[[ Data shown open ]]

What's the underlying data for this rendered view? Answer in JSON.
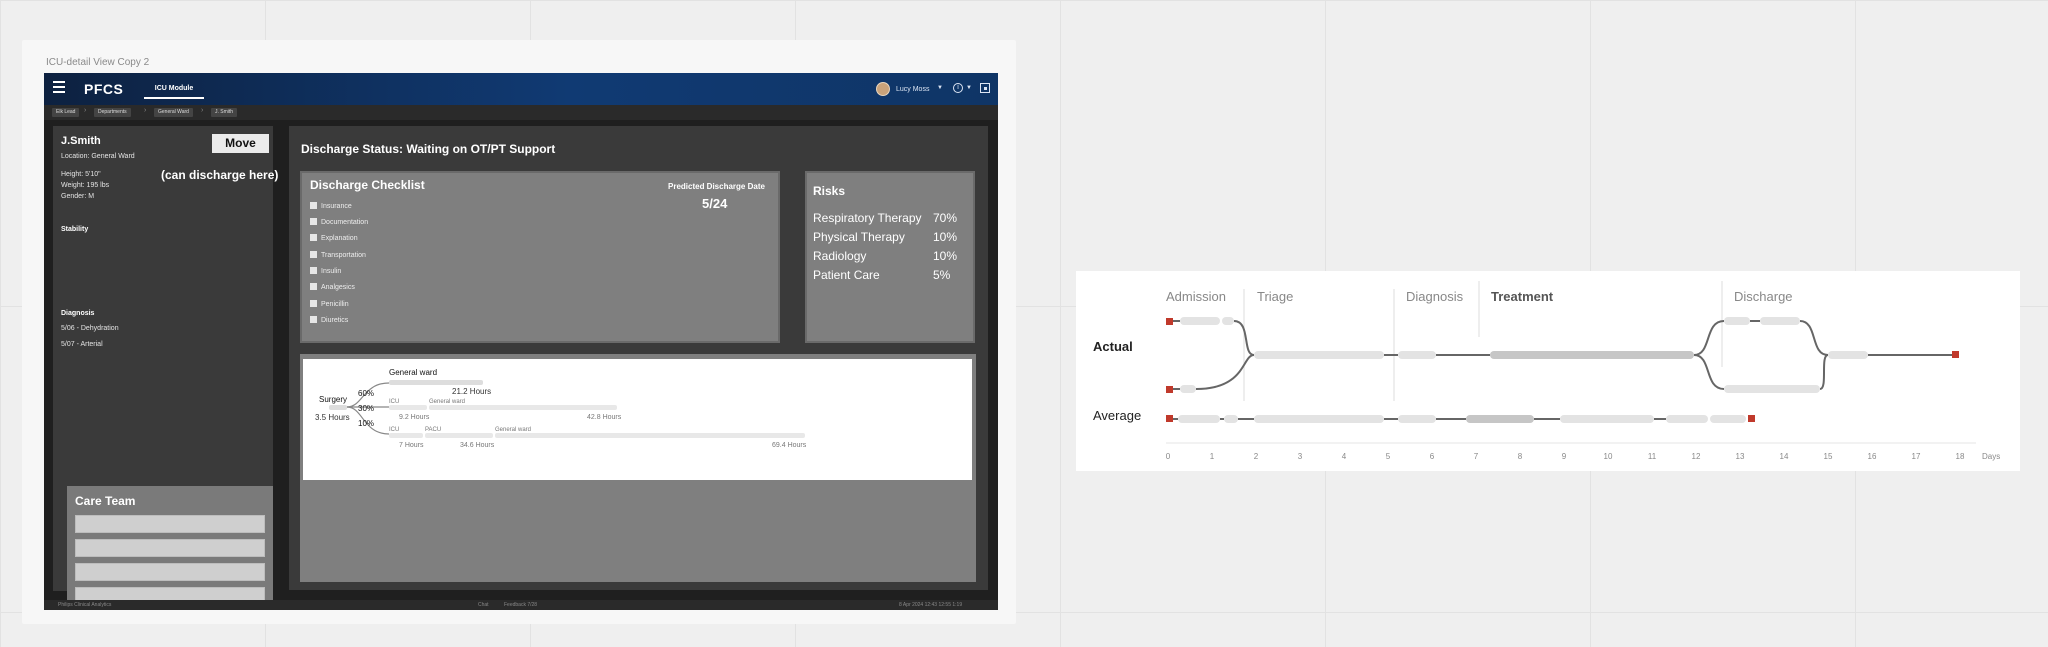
{
  "frame_label": "ICU-detail View Copy 2",
  "header": {
    "brand": "PFCS",
    "module_tab": "ICU Module",
    "user_name": "Lucy Moss"
  },
  "breadcrumbs": [
    "Elk Lead",
    "Departments",
    "General Ward",
    "J. Smith"
  ],
  "patient": {
    "name": "J.Smith",
    "location": "Location: General Ward",
    "height": "Height: 5'10\"",
    "weight": "Weight: 195 lbs",
    "gender": "Gender: M",
    "stability_label": "Stability",
    "diagnosis_label": "Diagnosis",
    "diagnoses": [
      "5/06 - Dehydration",
      "5/07 - Arterial"
    ],
    "move_button": "Move",
    "discharge_note": "(can discharge here)"
  },
  "care_team": {
    "title": "Care Team"
  },
  "discharge": {
    "status_title": "Discharge Status: Waiting on  OT/PT Support",
    "checklist_title": "Discharge Checklist",
    "predicted_label": "Predicted Discharge Date",
    "predicted_value": "5/24",
    "items": [
      "Insurance",
      "Documentation",
      "Explanation",
      "Transportation",
      "Insulin",
      "Analgesics",
      "Penicillin",
      "Diuretics"
    ]
  },
  "risks": {
    "title": "Risks",
    "items": [
      {
        "name": "Respiratory Therapy",
        "pct": "70%"
      },
      {
        "name": "Physical Therapy",
        "pct": "10%"
      },
      {
        "name": "Radiology",
        "pct": "10%"
      },
      {
        "name": "Patient Care",
        "pct": "5%"
      }
    ]
  },
  "pathway": {
    "start_label": "Surgery",
    "start_hours": "3.5 Hours",
    "branch_pcts": [
      "60%",
      "30%",
      "10%"
    ],
    "branch1": {
      "unit": "General ward",
      "hours": "21.2 Hours"
    },
    "branch2": {
      "units": [
        "ICU",
        "General ward"
      ],
      "hours": [
        "9.2 Hours",
        "42.8 Hours"
      ]
    },
    "branch3": {
      "units": [
        "ICU",
        "PACU",
        "General ward"
      ],
      "hours": [
        "7 Hours",
        "34.6 Hours",
        "69.4 Hours"
      ]
    }
  },
  "footer": {
    "left": "Philips Clinical Analytics",
    "center_a": "Chat",
    "center_b": "Feedback 7/28",
    "right": "8 Apr 2024  12:43     12:55  1:19"
  },
  "timeline": {
    "phases": [
      "Admission",
      "Triage",
      "Diagnosis",
      "Treatment",
      "Discharge"
    ],
    "rows": [
      "Actual",
      "Average"
    ],
    "x_ticks": [
      "0",
      "1",
      "2",
      "3",
      "4",
      "5",
      "6",
      "7",
      "8",
      "9",
      "10",
      "11",
      "12",
      "13",
      "14",
      "15",
      "16",
      "17",
      "18"
    ],
    "x_unit": "Days"
  }
}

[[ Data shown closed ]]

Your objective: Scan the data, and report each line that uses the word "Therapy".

Task solution:
        "name": "Respiratory Therapy",
        "name": "Physical Therapy",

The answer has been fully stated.